• AIM OF THE EXERCISE: Could you filter the records below and keep only the lines with the word "kind"?

(MATERIAL SUPPLIED begins)

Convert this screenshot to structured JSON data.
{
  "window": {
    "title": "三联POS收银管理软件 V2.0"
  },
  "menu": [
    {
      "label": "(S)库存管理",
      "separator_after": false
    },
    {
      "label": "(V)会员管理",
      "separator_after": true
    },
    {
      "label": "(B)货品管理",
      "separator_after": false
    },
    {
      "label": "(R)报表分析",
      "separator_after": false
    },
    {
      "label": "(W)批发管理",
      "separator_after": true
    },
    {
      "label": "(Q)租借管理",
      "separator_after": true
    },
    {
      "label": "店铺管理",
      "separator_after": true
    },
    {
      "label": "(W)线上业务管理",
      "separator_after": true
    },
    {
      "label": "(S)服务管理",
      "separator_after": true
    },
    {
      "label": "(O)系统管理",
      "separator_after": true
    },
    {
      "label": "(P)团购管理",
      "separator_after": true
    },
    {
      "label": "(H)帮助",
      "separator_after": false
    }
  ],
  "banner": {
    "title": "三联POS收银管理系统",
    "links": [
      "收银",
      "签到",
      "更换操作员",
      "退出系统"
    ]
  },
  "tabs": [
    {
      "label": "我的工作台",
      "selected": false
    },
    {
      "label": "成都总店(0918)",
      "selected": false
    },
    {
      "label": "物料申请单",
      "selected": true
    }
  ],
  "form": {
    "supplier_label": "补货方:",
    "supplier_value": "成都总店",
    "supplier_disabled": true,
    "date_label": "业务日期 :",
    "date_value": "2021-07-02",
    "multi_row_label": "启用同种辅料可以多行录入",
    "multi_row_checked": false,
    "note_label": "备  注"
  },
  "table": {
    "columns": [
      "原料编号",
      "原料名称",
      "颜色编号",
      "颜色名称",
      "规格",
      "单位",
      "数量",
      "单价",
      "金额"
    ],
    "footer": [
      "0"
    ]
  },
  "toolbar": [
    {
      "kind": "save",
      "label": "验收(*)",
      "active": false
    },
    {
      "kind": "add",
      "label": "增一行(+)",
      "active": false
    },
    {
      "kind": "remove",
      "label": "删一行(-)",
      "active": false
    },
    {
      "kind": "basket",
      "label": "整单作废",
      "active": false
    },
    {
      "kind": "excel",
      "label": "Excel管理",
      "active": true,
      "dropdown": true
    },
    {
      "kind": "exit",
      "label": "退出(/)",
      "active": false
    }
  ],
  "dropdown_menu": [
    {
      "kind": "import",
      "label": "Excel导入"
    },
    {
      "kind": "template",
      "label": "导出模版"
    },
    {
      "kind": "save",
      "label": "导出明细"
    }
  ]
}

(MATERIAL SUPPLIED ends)

• RESPONSE AREA:
      "kind": "save",
      "kind": "add",
      "kind": "remove",
      "kind": "basket",
      "kind": "excel",
      "kind": "exit",
      "kind": "import",
      "kind": "template",
      "kind": "save",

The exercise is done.